- Moreover, despite rising wages, average real weekly earnings continue to contract (see chart) and are lower than they were during the Great Recession. With savings depleting, prices rising faster than wages, and interest rates rising dramatically, rising consumption levels don’t seem like a good bet.
- While markets initially seemed to ignore the -1.4% real GDP print in the first quarter, the chart shows the percentage change in real GDP by month. Note that we haven’t seen positive real consumption growth since October, when consumers shopped “early” for the holiday season due to the then-widespread talk of “shortages”.
- In recent months, consumer opinion surveys from the University of Michigan have indicated significantly lower intentions to buy big-ticket items. We note that spending on durable goods fell by -0.9% M/M in March, is down two months in a row (and down in four of the last five). Non-durable goods also fell -0.3% in March after falling -0.7% in February.

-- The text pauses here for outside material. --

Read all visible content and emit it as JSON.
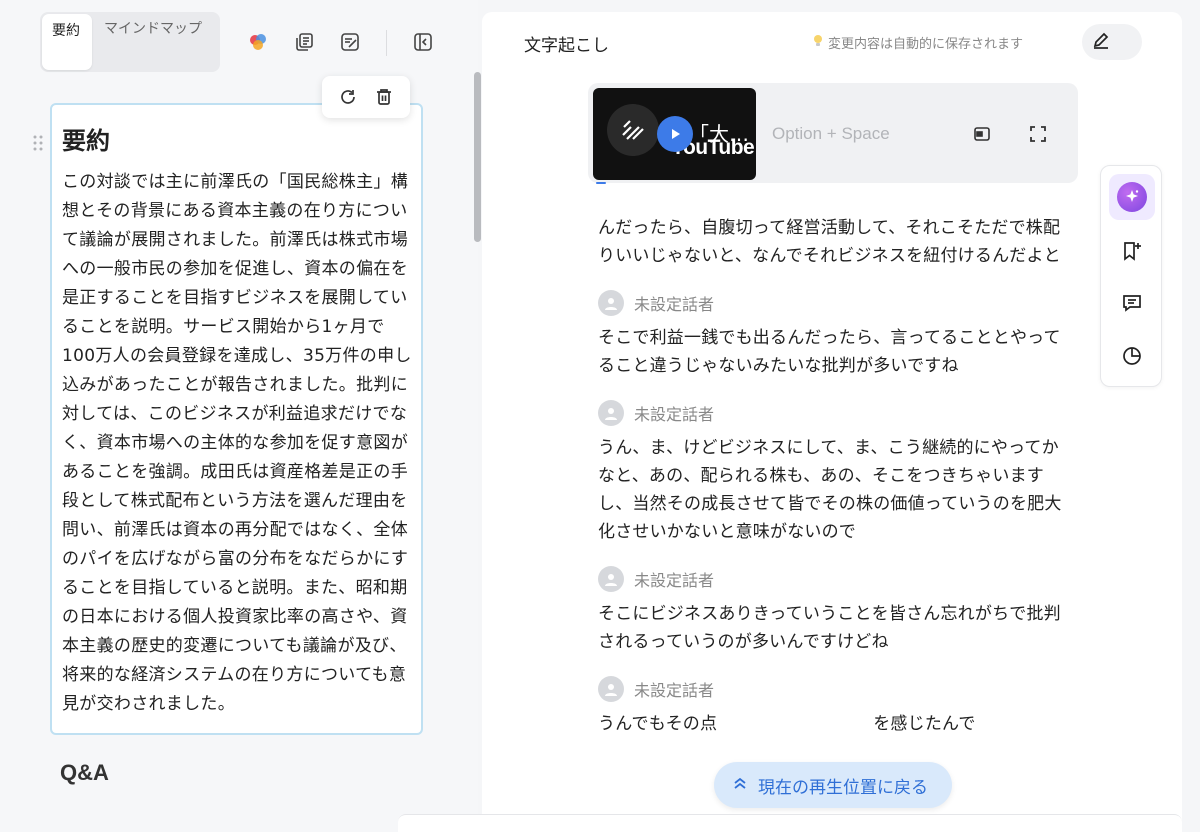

- The housing market is weakening. Sales of new and existing homes are down. Remember that people buy houses, cars, and other big-ticket items based on the monthly payment. Given rising house prices (the median house price has risen from $326,000 to $375,000 over the past year) and the rise in the 30-year fixed mortgage rate (from 3.1% to 5.5%), the house that the consumer could have bought a year ago for $326,000 with a down payment of $65,000 and a monthly payment of $1,115, would now cost $375,000, would require $75,000 as down payment, and the monthly payment would have skyrocketed 53% to $1,703. The graph shows what happened to mortgage applications to buy due to rising rates.
- Additionally, mortgage applications to refinance an existing mortgage have fallen off a cliff. Refis are often a source of cash for large purchases, another reason why we believe we will see a noticeable slowdown in consumption very soon.
Rest of the world
Needless to say, Europe and China have their own major problems. Europe is facing serious energy problems due to the war in Ukraine. Industrial production is falling in France and Germany. And the Chinese economy is at a standstill due to both the implosion of its real estate sector and the confinement of its major cities (zero tolerance Covid policy). The graph of subway traffic in Shanghai and Beijing shows the impact of these closures.
The case of bonds
During the first four months of the year, we witnessed dramatic falls in equity and fixed income markets. First Trust has done a study of what has happened historically in the following time periods where stocks and bonds fall simultaneously. There have been 16 such episodes since 1977. The chart shows that one year after such episodes, 73% of the time stocks have risen in value, while this number is 100% for bonds.
The last chart shows eleven bond market drawdowns over 3% since 1979 and how many subsequent months it took to reach a new high; less than a year in all cases.
Incoming data tells us that a recession is unfolding. Once this recession is recognized by the business community, the Fed will be forced to stop tightening. If the Fed never reaches its declared “terminal” rate, markets, which have already priced in those rates, will have to adjust to a lower rate. Under these conditions, bonds look cheap!
(Joshua Barone contributed to this blog)